As his playing days came to a close, Carruthers already knew he wanted to be a coach, something he said he decided when he was a freshman in high school. He went to school with the intention of getting a teaching certificate and coaching at the high school level.
That all changed the summer after his last season. While he was working at the Activity Center and helping with basketball camps, Butterfield approached Carruthers with the proposition of being his assistant.
“That was the first moment that I had ever even thought of being a college coach,” Carruthers said. “It had never even entered my mind.”
Carruthers had to learn several important details of the job at the collegiate level on the run, he said.
Mainly, he had to learn the importance of the distance a coach has to have with a player.
“The first thing that (Butterfield) told me was ‘If you’re going to do this, you were teammates with these guys, you were social with these guys … you’ve got to be able to separate that now,’” he said. “‘You cannot be social with them. You can be friends with them, but it’s to an extent.’”
Carruthers said this was the biggest thing Butterfield pushed. Along with that, he also had to learn the ins and outs of recruiting on the fly. It was the one thing he had no idea how to do, Carruthers said, but it has now become the one aspect of the job that he cherishes more than anything.
“I really love recruiting because I really know what (Butterfield) wants from a player,” he said. “And I’ve got to go and find those qualities in a player and in a person and see if UT Dallas is a valid option and go about getting them here.”
As head of recruiting, Carruthers has been able to find players such as Kyle Schleigh, who went on to leave as the program’s all-time leader in scoring.
More importantly for Butterfield, Carruthers hasn’t simply bowed down and agreed with the head coach on every decision.

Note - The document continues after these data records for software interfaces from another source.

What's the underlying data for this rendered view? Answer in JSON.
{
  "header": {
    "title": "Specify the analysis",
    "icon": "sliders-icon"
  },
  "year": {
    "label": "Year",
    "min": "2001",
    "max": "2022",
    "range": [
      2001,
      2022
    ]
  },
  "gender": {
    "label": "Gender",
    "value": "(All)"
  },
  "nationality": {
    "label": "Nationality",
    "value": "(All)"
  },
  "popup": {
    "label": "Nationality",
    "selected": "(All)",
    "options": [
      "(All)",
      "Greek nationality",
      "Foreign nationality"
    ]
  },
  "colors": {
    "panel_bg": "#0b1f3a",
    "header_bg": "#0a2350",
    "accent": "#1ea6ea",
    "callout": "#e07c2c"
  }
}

“He’s a great sounding board,” Butterfield said. “If I say ‘I think it’s this way.’ If he doesn’t believe it, then he’s going to tell me ‘I don’t agree with you.’ … The primary goal of the assistant coach is to assist the head coach, and he does that beautifully.”
Carruthers said he one day aspires to be a head coach, something Butterfield thinks will happen.
“I know that once he gets a chance to take hold of a program, everybody better watch out,” Butterfield said. “I tell him all the time ‘We’ve got to get you out of here, for your own personal, professional development. But, I’m going to be crying the whole way.”